Setting and we obtain

54. Find the area under the graph of between and where , is fixed, and evaluate the limit as

55. Find the area under the graph of between and where and is fixed. Evaluate the limit as

As the limit is if and the limit does not exist and has a trend of if

56. The area of a semicircle of radius 1 can be expressed as Use the substitution to express the area of a semicircle as the integral of a trigonometric function. You do not need to compute the integral.

57. The area of the top half of an ellipse with a major axis that is the -axis from to and with a minor axis that is the -axis from to can be written as Use the substitution to express this area in terms of an integral of a trigonometric function. You do not need to compute the integral.

58. [T] The following graph is of a function of the form Estimate the coefficients and , and the frequency parameters and . Use these estimates to approximate
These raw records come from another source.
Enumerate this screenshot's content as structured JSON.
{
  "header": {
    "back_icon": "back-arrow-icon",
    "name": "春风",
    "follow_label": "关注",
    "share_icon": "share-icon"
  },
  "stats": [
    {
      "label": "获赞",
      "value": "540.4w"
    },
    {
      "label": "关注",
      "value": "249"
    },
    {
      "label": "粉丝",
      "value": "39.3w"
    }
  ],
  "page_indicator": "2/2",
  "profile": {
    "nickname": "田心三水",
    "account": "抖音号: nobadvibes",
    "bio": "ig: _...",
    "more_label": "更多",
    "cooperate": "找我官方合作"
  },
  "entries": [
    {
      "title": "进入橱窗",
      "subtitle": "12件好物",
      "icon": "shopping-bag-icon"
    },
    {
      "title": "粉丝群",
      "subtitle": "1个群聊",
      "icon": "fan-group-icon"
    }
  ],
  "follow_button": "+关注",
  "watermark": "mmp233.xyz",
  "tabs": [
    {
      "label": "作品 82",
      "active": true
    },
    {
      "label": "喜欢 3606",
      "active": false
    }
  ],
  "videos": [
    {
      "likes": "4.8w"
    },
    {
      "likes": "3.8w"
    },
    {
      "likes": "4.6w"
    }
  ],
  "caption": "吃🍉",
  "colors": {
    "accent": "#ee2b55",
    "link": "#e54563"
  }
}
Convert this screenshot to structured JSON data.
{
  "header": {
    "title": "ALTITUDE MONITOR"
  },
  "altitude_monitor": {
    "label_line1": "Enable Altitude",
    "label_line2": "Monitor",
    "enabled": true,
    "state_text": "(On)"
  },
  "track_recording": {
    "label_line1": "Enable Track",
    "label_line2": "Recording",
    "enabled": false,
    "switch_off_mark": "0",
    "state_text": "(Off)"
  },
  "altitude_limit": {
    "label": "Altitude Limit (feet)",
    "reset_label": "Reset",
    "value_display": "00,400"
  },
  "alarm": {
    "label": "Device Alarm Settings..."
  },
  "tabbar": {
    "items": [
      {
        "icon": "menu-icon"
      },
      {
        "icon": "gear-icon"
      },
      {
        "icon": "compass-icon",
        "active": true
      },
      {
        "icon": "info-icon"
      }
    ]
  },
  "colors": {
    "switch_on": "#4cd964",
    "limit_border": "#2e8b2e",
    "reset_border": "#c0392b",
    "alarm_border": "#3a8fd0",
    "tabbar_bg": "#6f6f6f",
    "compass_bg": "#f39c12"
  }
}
59. [T] The following graph is of a function of the form Estimate the coefficients and and the frequency parameters and . Use these estimates to approximate